**EXERCISE**
Your reply should hold every record exactly as given, with no pictures in it.

**SOURCE MATERIAL**
****************
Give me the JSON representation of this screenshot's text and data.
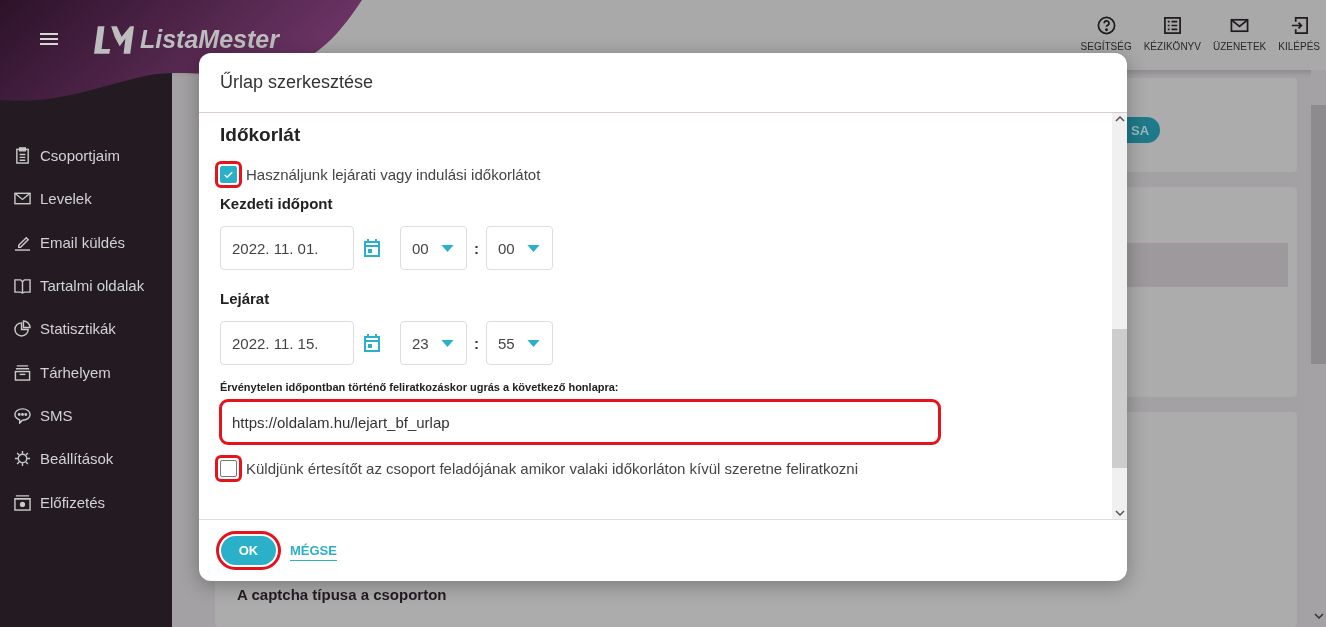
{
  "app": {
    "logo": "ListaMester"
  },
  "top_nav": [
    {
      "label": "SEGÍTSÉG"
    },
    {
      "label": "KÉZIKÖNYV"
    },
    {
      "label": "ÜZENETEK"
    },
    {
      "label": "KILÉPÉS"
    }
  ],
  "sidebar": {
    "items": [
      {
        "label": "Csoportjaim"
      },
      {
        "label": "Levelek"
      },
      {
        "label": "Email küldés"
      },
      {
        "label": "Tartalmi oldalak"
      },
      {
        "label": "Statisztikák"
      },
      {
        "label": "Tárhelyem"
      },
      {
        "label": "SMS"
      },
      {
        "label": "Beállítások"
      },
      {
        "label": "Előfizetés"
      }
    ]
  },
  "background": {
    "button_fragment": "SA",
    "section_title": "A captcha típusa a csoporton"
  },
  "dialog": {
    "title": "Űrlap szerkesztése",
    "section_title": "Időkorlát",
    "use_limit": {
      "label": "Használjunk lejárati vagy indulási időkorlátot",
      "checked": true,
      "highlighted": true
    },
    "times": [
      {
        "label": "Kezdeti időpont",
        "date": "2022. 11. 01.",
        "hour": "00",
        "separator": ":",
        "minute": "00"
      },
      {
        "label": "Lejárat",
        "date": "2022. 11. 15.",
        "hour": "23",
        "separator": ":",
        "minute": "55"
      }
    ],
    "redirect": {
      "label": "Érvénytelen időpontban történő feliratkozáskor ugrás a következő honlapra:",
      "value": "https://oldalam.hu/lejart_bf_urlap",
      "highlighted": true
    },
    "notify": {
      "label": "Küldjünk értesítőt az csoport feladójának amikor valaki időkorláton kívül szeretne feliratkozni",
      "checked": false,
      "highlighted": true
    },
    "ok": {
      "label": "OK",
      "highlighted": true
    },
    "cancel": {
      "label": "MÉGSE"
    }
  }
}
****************
**RESULT**
Give me the JSON representation of this screenshot's text and data.
{
  "app": {
    "logo": "ListaMester"
  },
  "top_nav": [
    {
      "label": "SEGÍTSÉG"
    },
    {
      "label": "KÉZIKÖNYV"
    },
    {
      "label": "ÜZENETEK"
    },
    {
      "label": "KILÉPÉS"
    }
  ],
  "sidebar": {
    "items": [
      {
        "label": "Csoportjaim"
      },
      {
        "label": "Levelek"
      },
      {
        "label": "Email küldés"
      },
      {
        "label": "Tartalmi oldalak"
      },
      {
        "label": "Statisztikák"
      },
      {
        "label": "Tárhelyem"
      },
      {
        "label": "SMS"
      },
      {
        "label": "Beállítások"
      },
      {
        "label": "Előfizetés"
      }
    ]
  },
  "background": {
    "button_fragment": "SA",
    "section_title": "A captcha típusa a csoporton"
  },
  "dialog": {
    "title": "Űrlap szerkesztése",
    "section_title": "Időkorlát",
    "use_limit": {
      "label": "Használjunk lejárati vagy indulási időkorlátot",
      "checked": true,
      "highlighted": true
    },
    "times": [
      {
        "label": "Kezdeti időpont",
        "date": "2022. 11. 01.",
        "hour": "00",
        "separator": ":",
        "minute": "00"
      },
      {
        "label": "Lejárat",
        "date": "2022. 11. 15.",
        "hour": "23",
        "separator": ":",
        "minute": "55"
      }
    ],
    "redirect": {
      "label": "Érvénytelen időpontban történő feliratkozáskor ugrás a következő honlapra:",
      "value": "https://oldalam.hu/lejart_bf_urlap",
      "highlighted": true
    },
    "notify": {
      "label": "Küldjünk értesítőt az csoport feladójának amikor valaki időkorláton kívül szeretne feliratkozni",
      "checked": false,
      "highlighted": true
    },
    "ok": {
      "label": "OK",
      "highlighted": true
    },
    "cancel": {
      "label": "MÉGSE"
    }
  }
}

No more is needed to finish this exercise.